You don’t even have to wait for a physical coupon to be mailed to your house. A lot of eBay sellers will send a digital barcode coupon to your phone within two minutes of payment. Just make sure you read the description and check for a digital delivery option.
4. Discounted Gift Cards
Like coupons, gift cards are probably not something you think of buying to save yourself money. But if you’re willing to sift through the listings, you’ll find eBay has gift cards discounted from face value even after shipping costs are accounted for.
At most though, this might save you 5-10%. Decent discounts are usually only available on gift cards to higher-margin businesses like Starbucks and iTunes, but if you’re a regular buyer somewhere like that, stocking up on gift cards might save you a little money. Just don’t get too excited.
If you’re the type of person who spends money more easily when there’s a gift card in your pocket, this strategy might have more of a negative effect on your finances than a positive one. So just be careful, and make sure you apply this trick with discipline.
5. Books (Especially College Textbooks)
If you like to read (or are forced to by your professor), eBay usually beats everyone else on books, both new and used. When we were in college, Lauren and I bought at least half of our textbooks on eBay because their sellers crushed Amazon’s prices on certain titles.
As a physics major, I found a ton of brand new “international edition” textbooks, which usually have the exact same contents with a different cover, for less than half the price of their domestic counterparts. You’re not always gonna score big, but it’s worthwhile to at least check.
6. Car and Appliance Parts
When our condo’s central AC died, a local supplier wanted $450 for a new control board. I picked one up on eBay for $27 and installed it myself.
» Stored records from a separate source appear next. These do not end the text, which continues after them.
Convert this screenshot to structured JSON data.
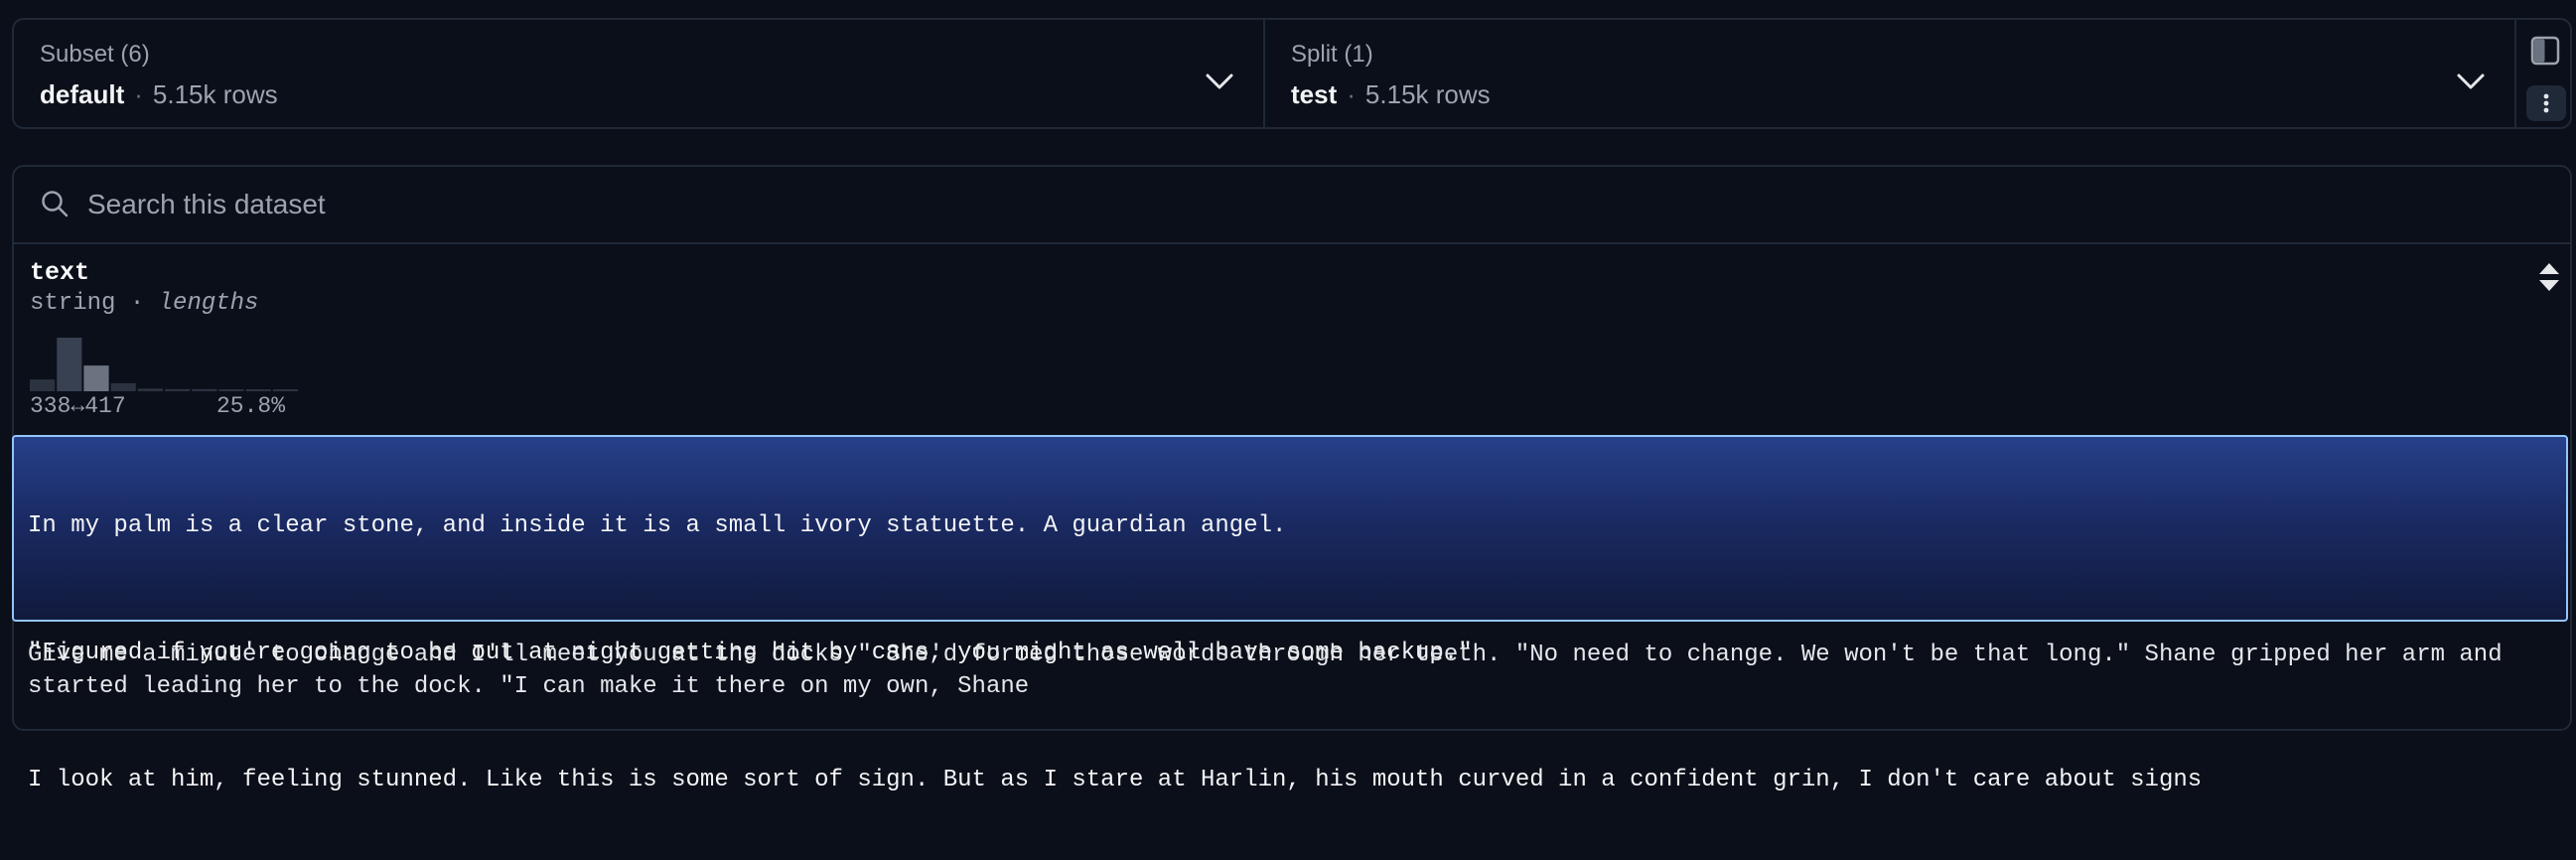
{
  "subset": {
    "title": "Subset (6)",
    "value": "default",
    "separator": "·",
    "rows": "5.15k rows"
  },
  "split": {
    "title": "Split (1)",
    "value": "test",
    "separator": "·",
    "rows": "5.15k rows"
  },
  "search": {
    "placeholder": "Search this dataset"
  },
  "column": {
    "name": "text",
    "type": "string",
    "separator": "·",
    "subtype": "lengths",
    "histogram": {
      "values": [
        0.22,
        1.0,
        0.48,
        0.15,
        0.05,
        0.04,
        0.04,
        0.03,
        0.03,
        0.02
      ],
      "range_label": "338↔417",
      "percent_label": "25.8%",
      "highlighted_bin": 1
    }
  },
  "rows": [
    {
      "lines": [
        "In my palm is a clear stone, and inside it is a small ivory statuette. A guardian angel.",
        "\"Figured if you're going to be out at night getting hit by cars, you might as well have some backup.\"",
        "I look at him, feeling stunned. Like this is some sort of sign. But as I stare at Harlin, his mouth curved in a confident grin, I don't care about signs"
      ]
    },
    {
      "text": "Give me a minute to change and I'll meet you at the docks.\" She'd forced those words through her teeth. \"No need to change. We won't be that long.\" Shane gripped her arm and started leading her to the dock. \"I can make it there on my own, Shane"
    }
  ],
  "colors": {
    "background": "#0b0f19",
    "border": "#1f2937",
    "selected_row": "#1e3a8a",
    "selected_border": "#93c5fd"
  },
  "icons": [
    "chevron-down-icon",
    "panel-toggle-icon",
    "more-vertical-icon",
    "search-icon",
    "sort-icon"
  ]
}
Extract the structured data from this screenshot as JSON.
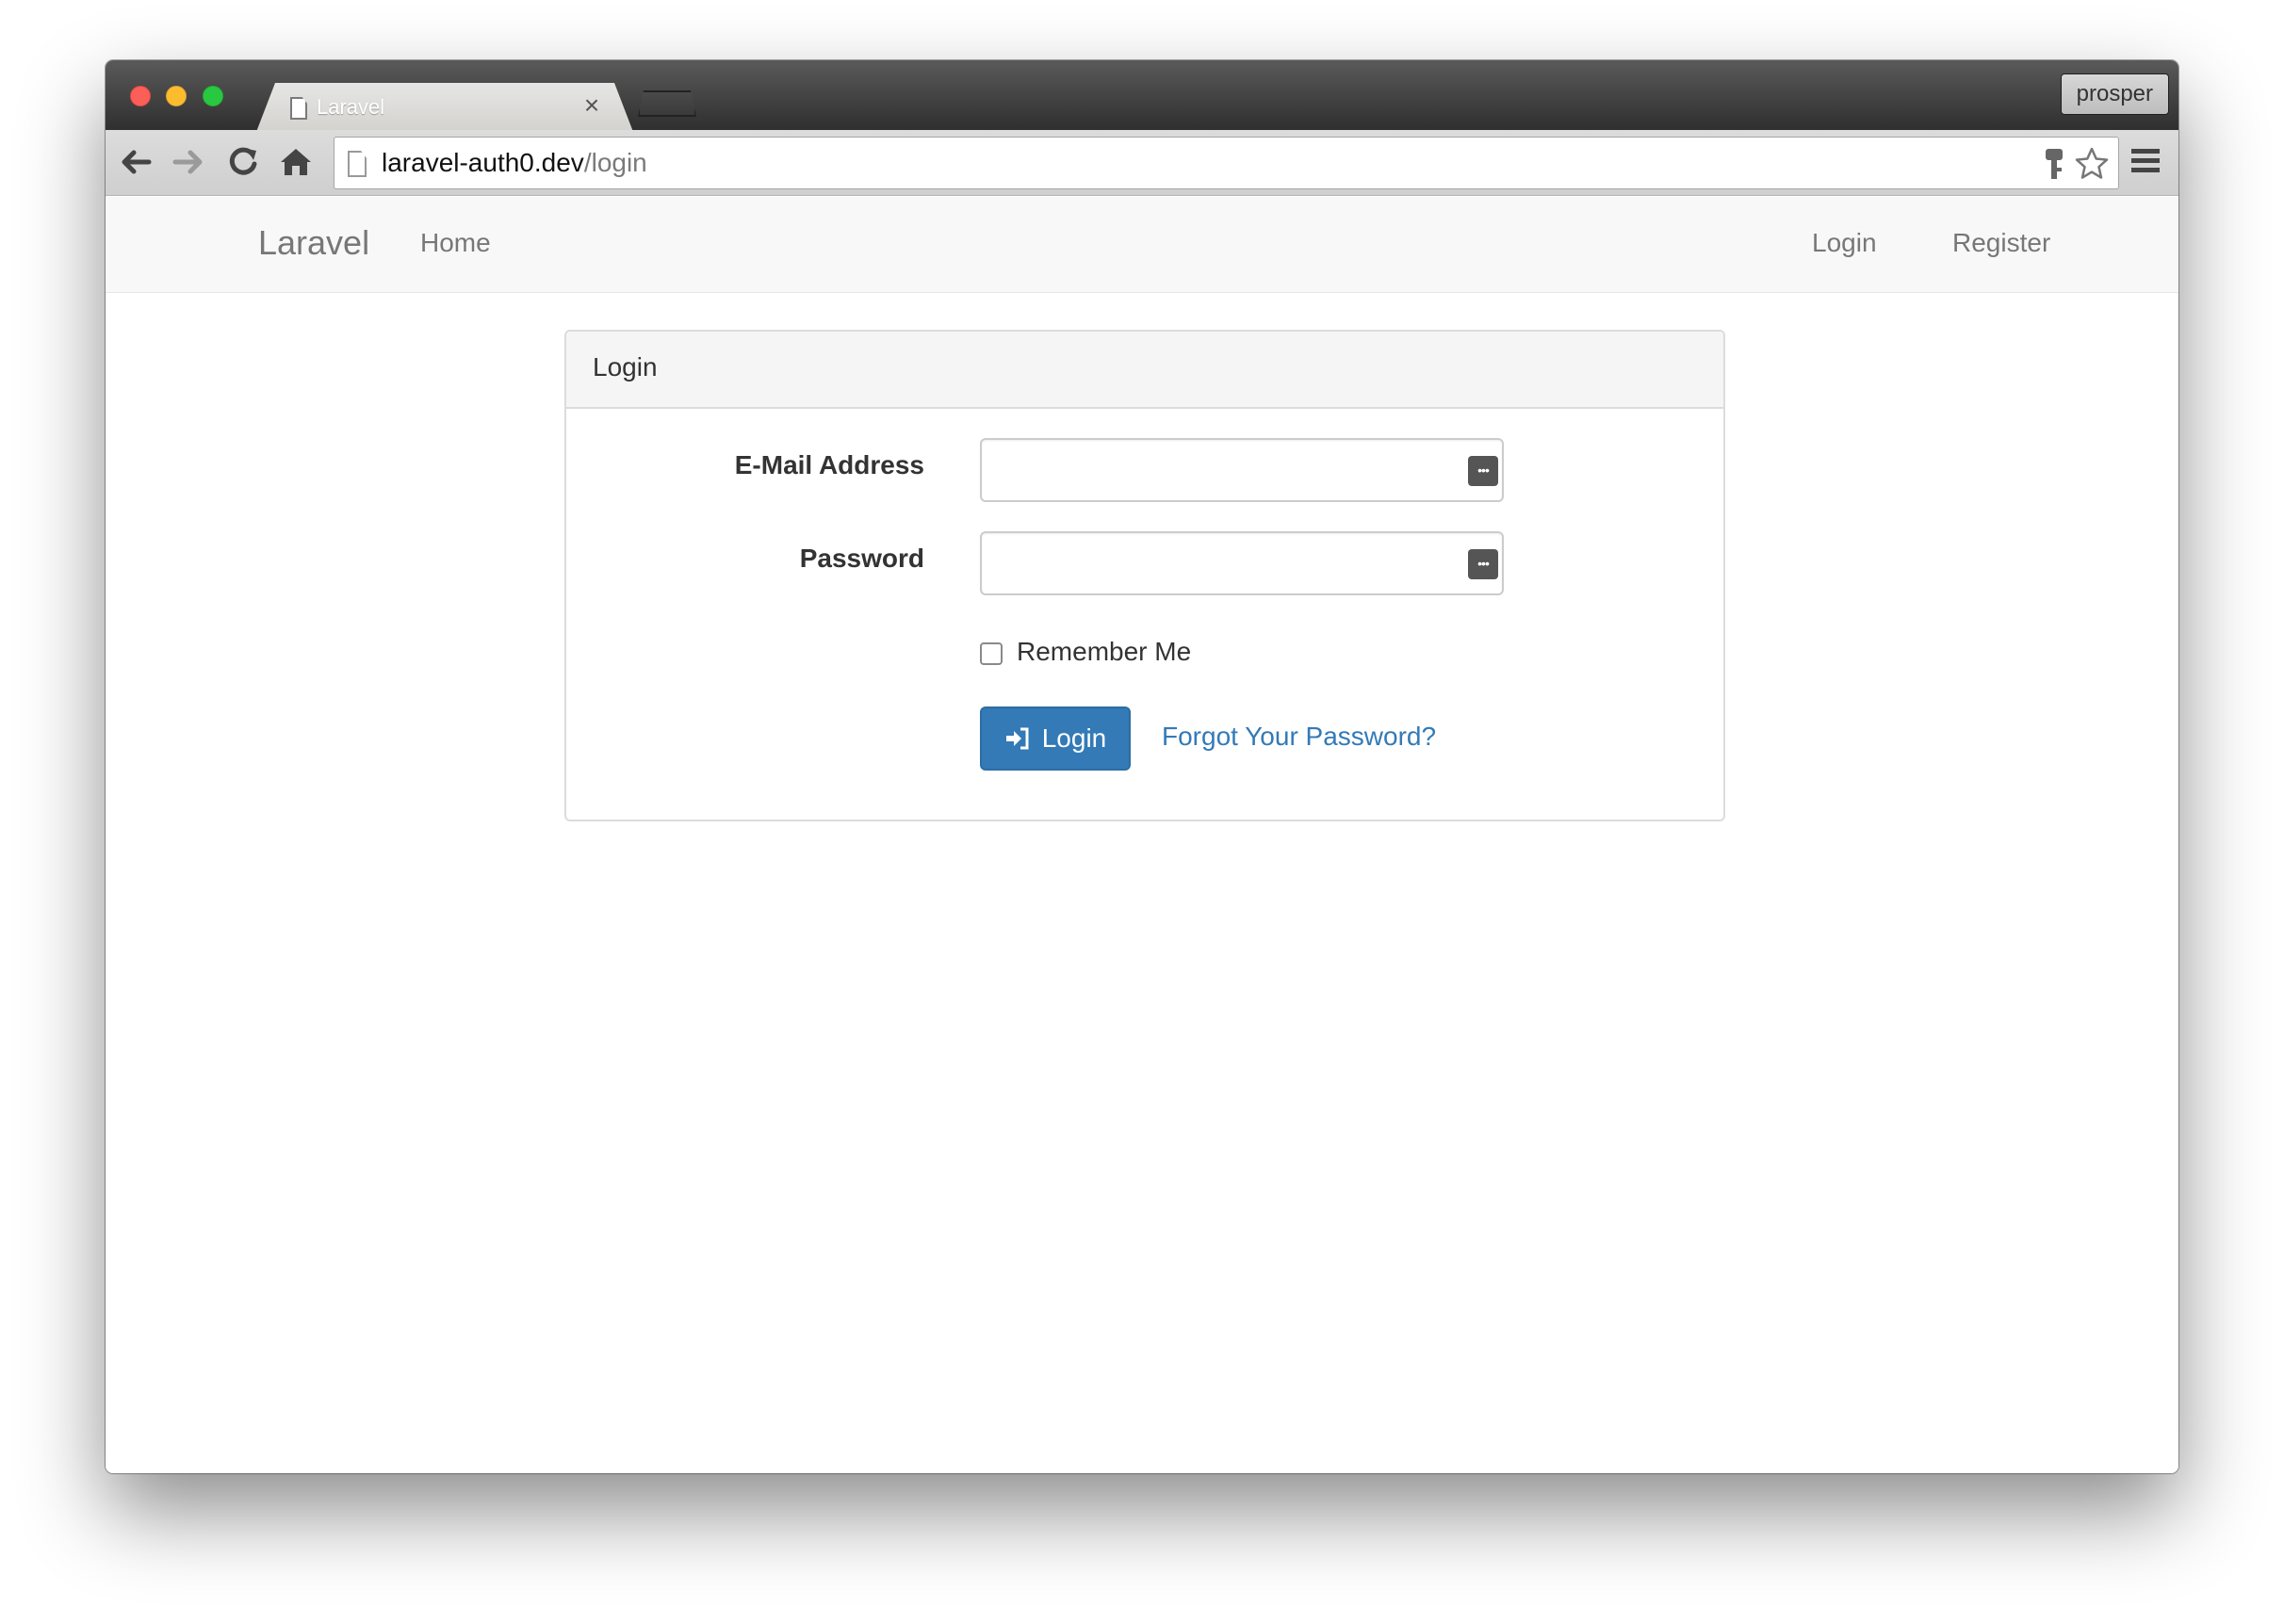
{
  "browser": {
    "tab_title": "Laravel",
    "tab_close": "×",
    "profile_name": "prosper",
    "url_host": "laravel-auth0.dev",
    "url_path": "/login"
  },
  "navbar": {
    "brand": "Laravel",
    "home": "Home",
    "login": "Login",
    "register": "Register"
  },
  "login_panel": {
    "heading": "Login",
    "email_label": "E-Mail Address",
    "email_value": "",
    "password_label": "Password",
    "password_value": "",
    "password_manager_icon": "•••",
    "remember_label": "Remember Me",
    "remember_checked": false,
    "submit_label": "Login",
    "forgot_label": "Forgot Your Password?"
  },
  "colors": {
    "primary": "#337ab7",
    "navbar_bg": "#f8f8f8",
    "panel_heading_bg": "#f5f5f5"
  }
}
The markup on specialty items like this is astronomical.
eBay also has just about every automotive part ever made, both new and used. Since we tend to buy cheaper used cars, I’m usually brave enough to attempt repairs myself or hire someone from Craigslist to do them for me rather than going to a shop, and probably half of my parts come from eBay.
7. Anything Used
As a professional photographer, you’d think I would spare no expense when it comes to camera equipment, but I actually buy nearly all of it used on eBay. While I use Nikon’s flagship camera, I actually paid half price by buying it used. Since professional camera gear is built so well, used equipment holds up very nicely over time.
eBay is king when it comes to used merchandise. While Amazon has used stuff available, you don’t even get to see photographs or read descriptions of the actual items you’re buying. Every eBay used item listing is custom-made.
Some Tips and Words of Advice
- A lot of people think they’re going to get scammed on eBay. As a buyer, it is nearly impossible. The eBay Buyer Protection policy is so strong that it’s almost unfair to sellers in some cases.
- Use the sort functions and filters heavily. For a lot of stuff, I sort for “Buy It Now” listings only so I don’t have to mess with auctions, and I also sort by bottom-line price (with shipping) from low to high a lot.
- Check where your item is shipping from. Items from overseas will take a long time to arrive.
- Look at seller feedback scores. The score scale is a bit strange: 99% positive is good, but 97% positive is stone-cold terrible.
- There is a lot of cheap, generic crap on eBay. While you can’t go wrong buying a USB cable for a dollar, I recommend against buying things like generic rechargeable batteries. They just aren’t made the same.
Have fun eBaying, but remember not to get sucked into consumerism in the process. The main reason to use eBay is to get things you already needed less expensively. If you find yourself buying more stuff you don’t need as a result, remember to take a step back and reign yourself in.
Cutting back on small expenses one by one can add up to a life-changing effect. Check out Step 2 of our Financial Roadmap for more money-saving tips.